“Something” starts the record and gives you an early indication into the ride on which you’ve just committed to taking. The guitars are slurry and static-scuffed, making it feel like the room is spinning before Timm’s wild shrieks take over and cut you apart. The choruses are more melodic, with Timm’s voice surging, even getting breezy in spots as she calls, “Water is rising, feet sinking into sand.” A strange, frenetic pace comes from there, as Timms finishes us off with the promise, “Change is coming soon.” “Earth, Venus” is a strange instrumental with guitars scraping and what sounds like intergalactic interference, making it feel like two worlds are trying to bounce signals off each other. “The Fishbowl” has aggressive guitars and jolting yelps, with Timm’s vocals turning to shrieks while the guitars race and loop. Guitars slide and begin their turn toward space, fading into the golden horizon. “Shallow Heap” opens slowly, trickling, and the singing is pretty high register, coming off as a stinging swoon.

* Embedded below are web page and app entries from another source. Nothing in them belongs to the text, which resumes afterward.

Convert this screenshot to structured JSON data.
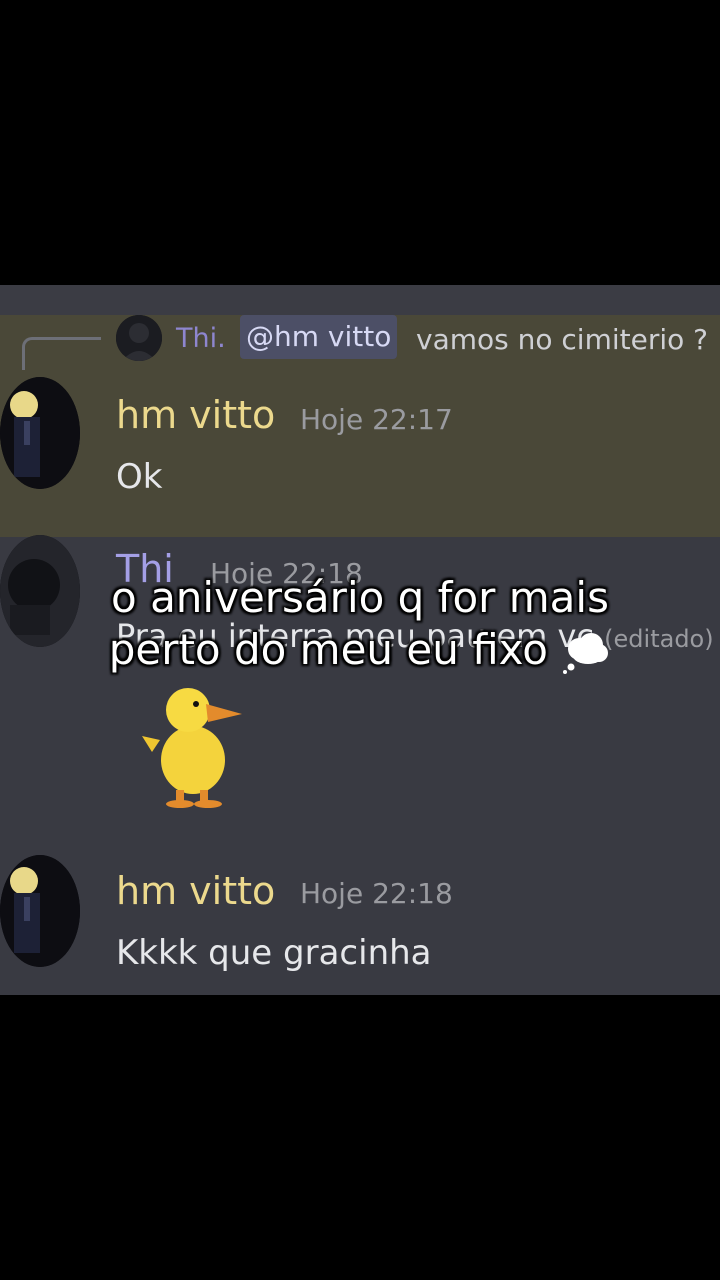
{
  "reply": {
    "author": "Thi.",
    "mention": "@hm vitto",
    "text": "vamos no cimiterio ?"
  },
  "messages": [
    {
      "author": "hm vitto",
      "time": "Hoje 22:17",
      "text": "Ok"
    },
    {
      "author": "Thi",
      "time": "Hoje 22:18",
      "text": "Pra eu interra meu pau em vc",
      "edited": "(editado)",
      "sticker": "duck-sticker"
    },
    {
      "author": "hm vitto",
      "time": "Hoje 22:18",
      "text": "Kkkk que gracinha"
    }
  ],
  "caption": {
    "line1": "o aniversário q for mais",
    "line2": "perto do meu eu fixo",
    "icon": "thought-cloud-icon"
  },
  "colors": {
    "background": "#000000",
    "chat_bg": "#393a42",
    "mention_highlight": "#4a4838",
    "vitto_name": "#ecd98d",
    "thi_name": "#a49fe6"
  }
}
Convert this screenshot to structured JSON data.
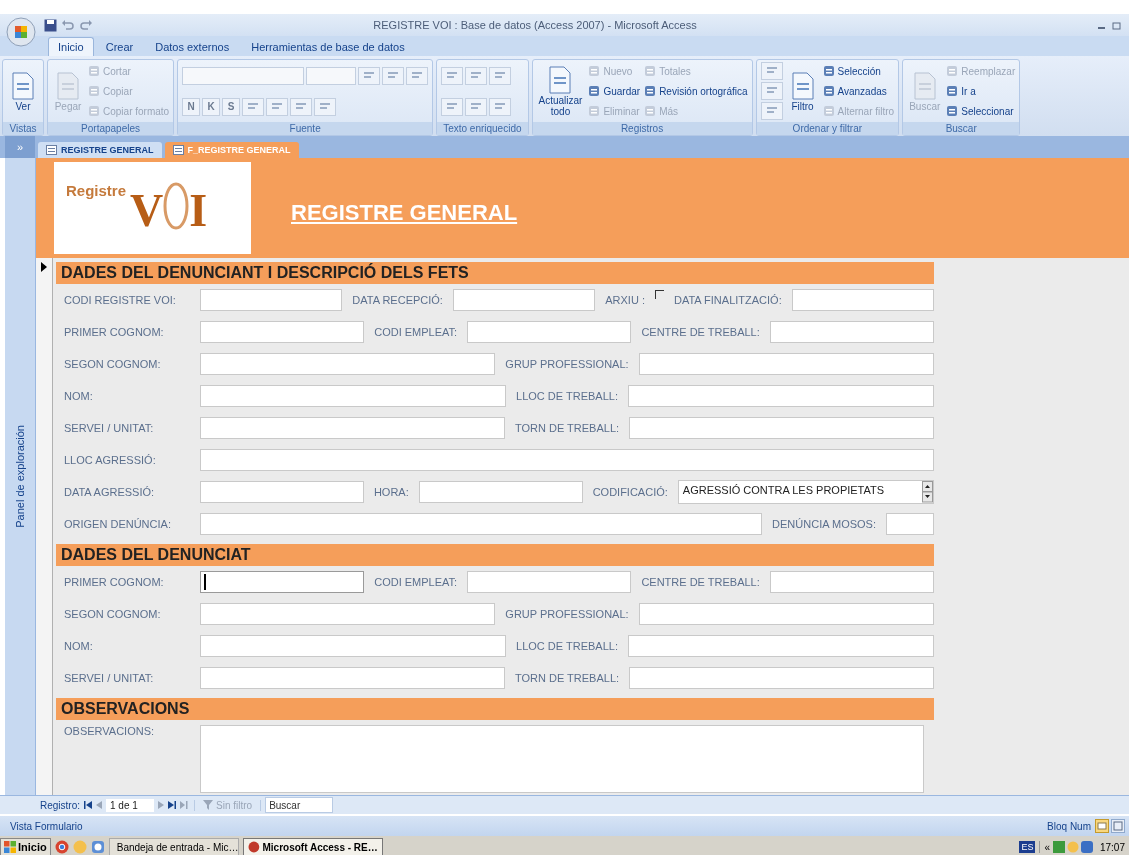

The chorus settles as scratchy guitars poke at the skin, shrieks burst, and the song explodes to its end.

“Nothing” gets into a calculated stream as the guitars slither, and Timm warns, “Watch out for broken glass and coins thrown at your head.” The track takes its time unfurling while the singing flutters before the speed kicks up, the guitars loop with texture, and the guitars settle over top and darken shadows. “Swimming, Dreaming” is a quick cut with harsh guitars, detached moans, and sounds echoing, pulling into “Three Seconds (Radio On)” that has staggering riffs and really strong singing. The track moves toward something like a screamo/post-hardcore bend from the early 2000s, when the styles still had a healthy heart, as a colorful burst pushes in. Wordless calls give off catchy vibes while the track explodes on its way out. “Isolated People in Isolated Rooms” closes the album by unleashing black metal strains and splattering guitars before Timm’s singing comes in and soars toward the sky. There are mesmerizing stretches that are cut down by a speedy squall, and then the track turns into a bizarre alien sendoff that blips out into an ocean of echoes.

Wishfield’s tremendous debut record is one that definitely deserves this revisit later in the year, and if you’re looking for something to tangle your brain and send you on a bizarre journey, you might want to grab this cassette. From the smearing instrumentation to Timm’s sometimes stabbing, sometimes soaring vocals, there’s a lot here in which to sink your teeth. Plus, it’s nice to have a record this interesting that makes its mark after a year of being bombarded by a ton of music.

For more on the band, go here: https://www.facebook.com/wishfieldband/

To buy the album, go here: https://tridroid.bandcamp.com/album/wishfield

For more on the label, go here: https://www.facebook.com/tridroidrecords